Below, I’ve laid out some of the methods I currently use to gauge my ongoing daily success. These can be applied beyond my clerkship—and I fully expect to continue these practices in my next role, no matter where it may take me.

  • Focus on the impact my work has each day, no matter how small. Before, I would have felt unproductive, inefficient, and as if my work lacked impact if my day was shorter than nine hours, but now, I appreciate shorter days (i.e., not working after dinner) because I can focus on my actual output.
  • Keep a detailed to-do list. This practice helps me reframe my thoughts to focus on efficiency by checking each item off in the least amount of time possible. It definitely helps that now, while clerking, I am incentivized by my own desire to stop working at a reasonable hour—meaning that I have to get through my daily tasks before I can go home.
  • Understand that that fulfillment partially comes from connecting with others. During my plight with six-minute increments, having the 20-minute conversation in the hallway on the way to fill up my coffee cup would ordinarily spin me into a frenzy of anxiety over whether or not I stopped my timer and then attempting to quantify how long the conversation actually lasted so I could accurately subtract it once I returned to my office. Focusing on incremental connections and appreciating the value of these unplanned conversations helps fill me up in a way separate from the number of hours I worked.
  • Engage in periods of deep focus, and eliminate distractions during those times. This can be as easy as turning your phone on “do not disturb” so you aren’t inundated by vibrations each time you get a text or email. By using products like ZERØ to automate some of the more mundane and time-consuming aspects of being a lawyer, like filing emails, you can also find more time in your day to focus on higher-value work.

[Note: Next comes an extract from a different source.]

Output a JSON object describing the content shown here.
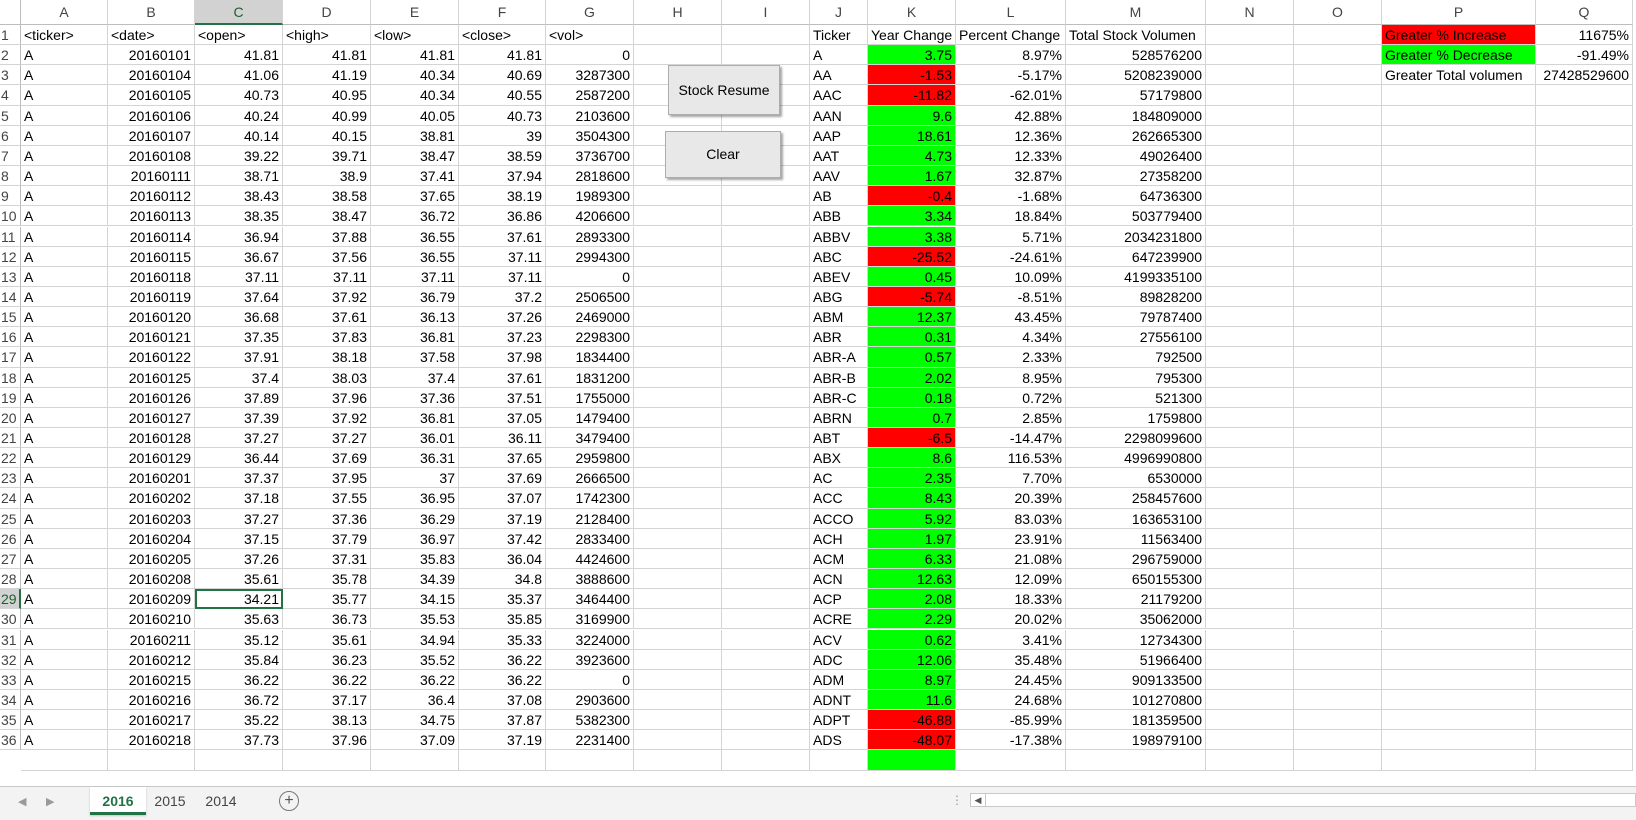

Shifting my mindset away from counting and on other concrete metrics has not only improved my relationship with the clock but has improved my relationship with myself and helped me enjoy my downtime more, allowing me to legitimately recharge. Although I still am recovering from burnout (and perfectionism), at least I am taking one slow step forward rather than many steps back.

Disclaimer: These views are the author’s own and do not express the views of ZERØ.